- **EXERCISE**
Drop every picture. Return the rest of the entries exactly.

- **DATASET RECORDS**

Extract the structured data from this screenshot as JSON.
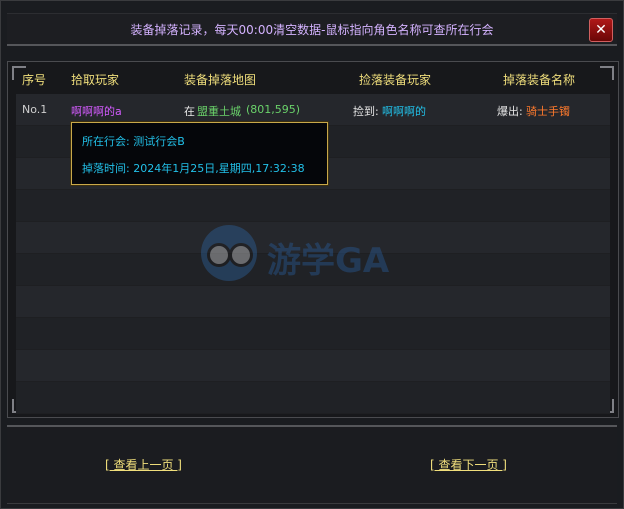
{
  "title": "装备掉落记录，每天00:00清空数据-鼠标指向角色名称可查所在行会",
  "close_label": "✕",
  "columns": [
    "序号",
    "拾取玩家",
    "装备掉落地图",
    "捡落装备玩家",
    "掉落装备名称"
  ],
  "rows": [
    {
      "no": "No.1",
      "picker": "啊啊啊的a",
      "map_prefix": "在",
      "map_name": "盟重土城",
      "map_coords": "(801,595)",
      "pick_prefix": "捡到:",
      "pick_player": "啊啊啊的",
      "drop_prefix": "爆出:",
      "item_name": "骑士手镯"
    }
  ],
  "tooltip": {
    "guild_label": "所在行会:",
    "guild_value": "测试行会B",
    "time_label": "掉落时间:",
    "time_value": "2024年1月25日,星期四,17:32:38"
  },
  "watermark": {
    "text": "游学GA"
  },
  "footer": {
    "prev_label": "[ 查看上一页 ]",
    "next_label": "[ 查看下一页 ]"
  },
  "colors": {
    "header": "#f1df7c",
    "picker": "#d45bff",
    "map_name": "#6ad26a",
    "pick_player": "#22c0e8",
    "item_name": "#ff7a2c",
    "tooltip_text": "#22c0e8"
  }
}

- **OUTPUT OF THE TASK**
Extract the structured data from this screenshot as JSON.
{
  "title": "装备掉落记录，每天00:00清空数据-鼠标指向角色名称可查所在行会",
  "close_label": "✕",
  "columns": [
    "序号",
    "拾取玩家",
    "装备掉落地图",
    "捡落装备玩家",
    "掉落装备名称"
  ],
  "rows": [
    {
      "no": "No.1",
      "picker": "啊啊啊的a",
      "map_prefix": "在",
      "map_name": "盟重土城",
      "map_coords": "(801,595)",
      "pick_prefix": "捡到:",
      "pick_player": "啊啊啊的",
      "drop_prefix": "爆出:",
      "item_name": "骑士手镯"
    }
  ],
  "tooltip": {
    "guild_label": "所在行会:",
    "guild_value": "测试行会B",
    "time_label": "掉落时间:",
    "time_value": "2024年1月25日,星期四,17:32:38"
  },
  "watermark": {
    "text": "游学GA"
  },
  "footer": {
    "prev_label": "[ 查看上一页 ]",
    "next_label": "[ 查看下一页 ]"
  },
  "colors": {
    "header": "#f1df7c",
    "picker": "#d45bff",
    "map_name": "#6ad26a",
    "pick_player": "#22c0e8",
    "item_name": "#ff7a2c",
    "tooltip_text": "#22c0e8"
  }
}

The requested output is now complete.